= Assignment =
Count the lines below that contain the word "thumb", and reply with only that number.
######
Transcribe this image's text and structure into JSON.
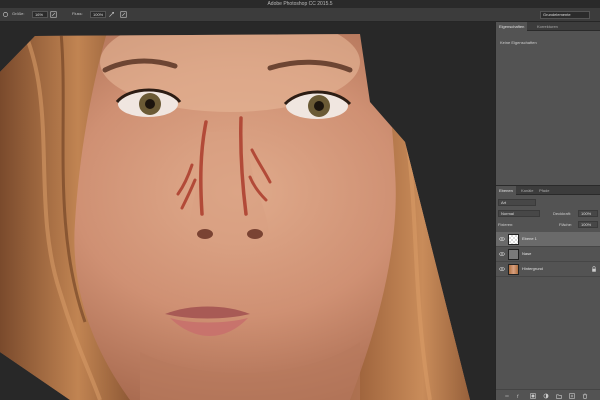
{
  "window": {
    "title": "Adobe Photoshop CC 2015.5"
  },
  "options_bar": {
    "size_label": "Größe:",
    "size_value": "16%",
    "flow_label": "Fluss:",
    "flow_value": "100%",
    "workspace": "Grundelemente"
  },
  "properties_panel": {
    "tabs": [
      "Eigenschaften",
      "Korrekturen"
    ],
    "body_text": "Keine Eigenschaften"
  },
  "layers_panel": {
    "tabs": [
      "Ebenen",
      "Kanäle",
      "Pfade"
    ],
    "filter_kind": "Art",
    "blend_mode": "Normal",
    "opacity_label": "Deckkraft:",
    "opacity_value": "100%",
    "lock_label": "Fixieren:",
    "fill_label": "Fläche:",
    "fill_value": "100%",
    "layers": [
      {
        "name": "Ebene 1",
        "thumb": "transparent",
        "active": true
      },
      {
        "name": "Nase",
        "thumb": "gray",
        "active": false
      },
      {
        "name": "Hintergrund",
        "thumb": "photo",
        "active": false
      }
    ]
  },
  "colors": {
    "stroke": "#b24a38",
    "panel": "#535353",
    "canvas_bg": "#282828"
  }
}
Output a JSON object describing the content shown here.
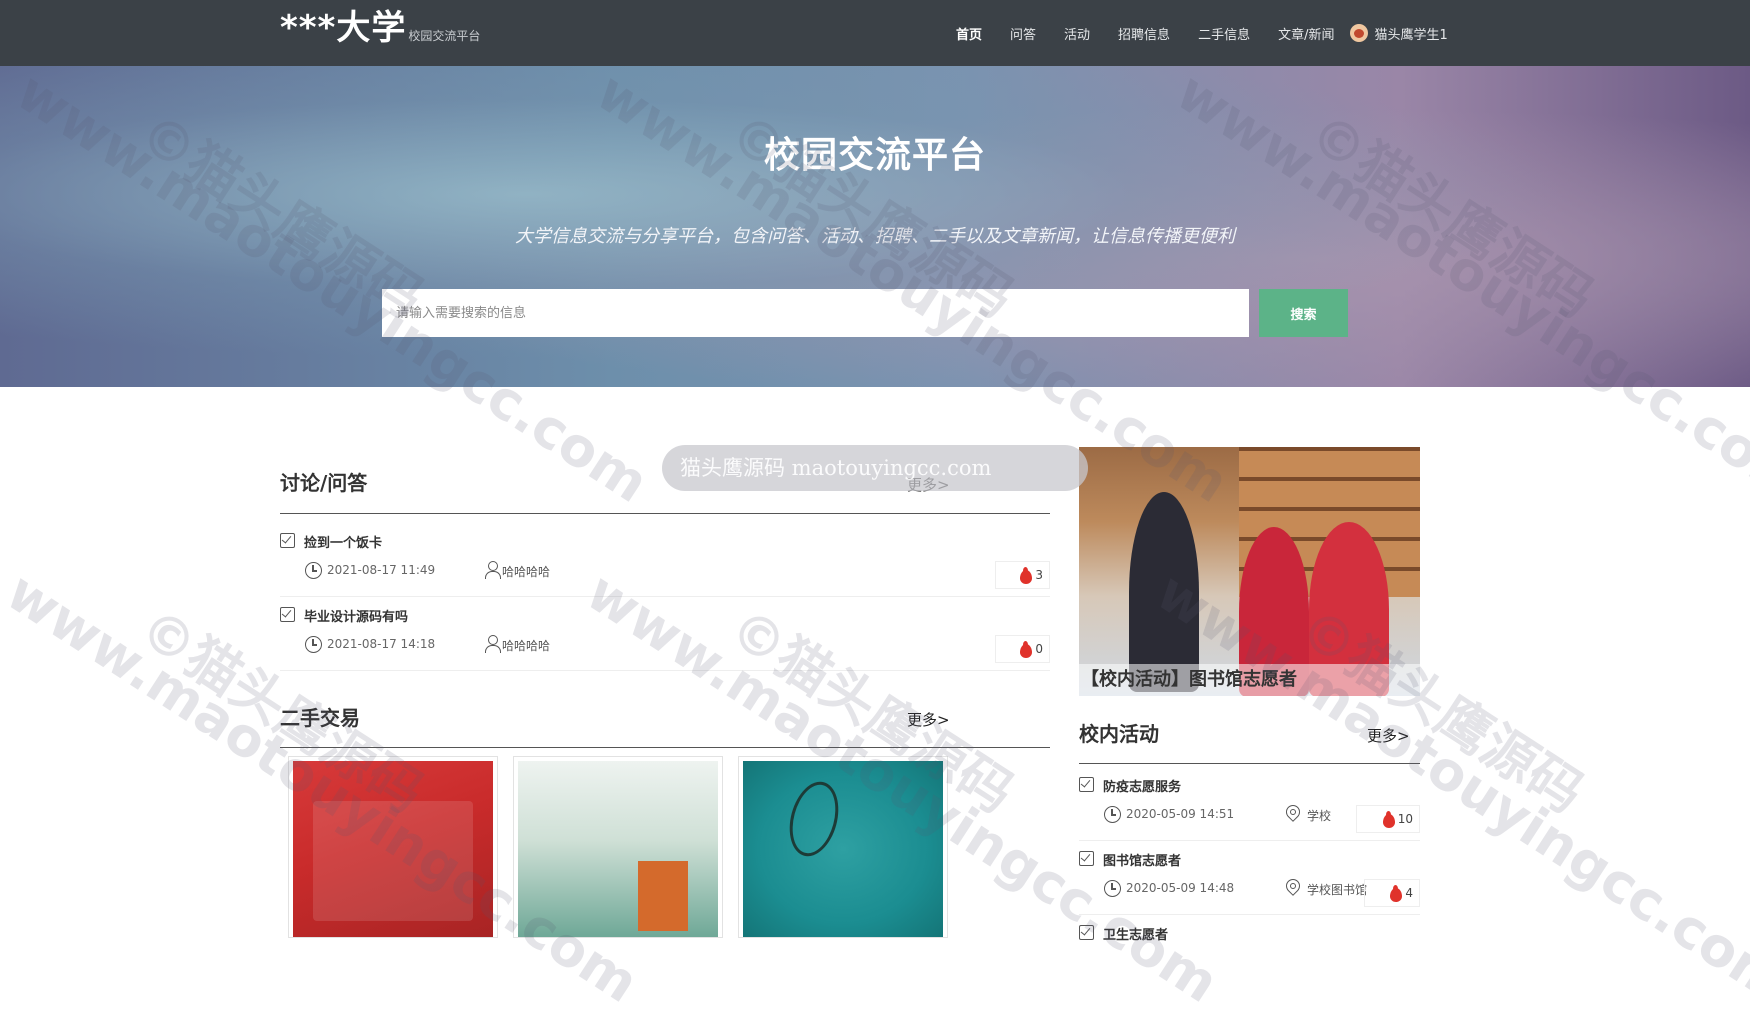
{
  "header": {
    "logo_main": "***大学",
    "logo_sub": "校园交流平台",
    "nav": [
      {
        "label": "首页",
        "active": true
      },
      {
        "label": "问答"
      },
      {
        "label": "活动"
      },
      {
        "label": "招聘信息"
      },
      {
        "label": "二手信息"
      },
      {
        "label": "文章/新闻"
      }
    ],
    "user_name": "猫头鹰学生1"
  },
  "hero": {
    "title": "校园交流平台",
    "subtitle": "大学信息交流与分享平台，包含问答、活动、招聘、二手以及文章新闻，让信息传播更便利",
    "search_placeholder": "请输入需要搜索的信息",
    "search_button": "搜索"
  },
  "qa": {
    "title": "讨论/问答",
    "more": "更多>",
    "items": [
      {
        "title": "捡到一个饭卡",
        "date": "2021-08-17 11:49",
        "author": "哈哈哈哈",
        "hot": "3"
      },
      {
        "title": "毕业设计源码有吗",
        "date": "2021-08-17 14:18",
        "author": "哈哈哈哈",
        "hot": "0"
      }
    ]
  },
  "second_hand": {
    "title": "二手交易",
    "more": "更多>"
  },
  "featured": {
    "caption": "【校内活动】图书馆志愿者"
  },
  "activities": {
    "title": "校内活动",
    "more": "更多>",
    "items": [
      {
        "title": "防疫志愿服务",
        "date": "2020-05-09 14:51",
        "location": "学校",
        "hot": "10"
      },
      {
        "title": "图书馆志愿者",
        "date": "2020-05-09 14:48",
        "location": "学校图书馆",
        "hot": "4"
      },
      {
        "title": "卫生志愿者"
      }
    ]
  },
  "watermark": {
    "url": "www.maotouyingcc.com",
    "brand": "©猫头鹰源码",
    "pill": "猫头鹰源码 maotouyingcc.com"
  },
  "colors": {
    "topbar": "#3b4147",
    "search_button": "#5cb388",
    "hot_flame": "#e0322b"
  }
}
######
= Response =
3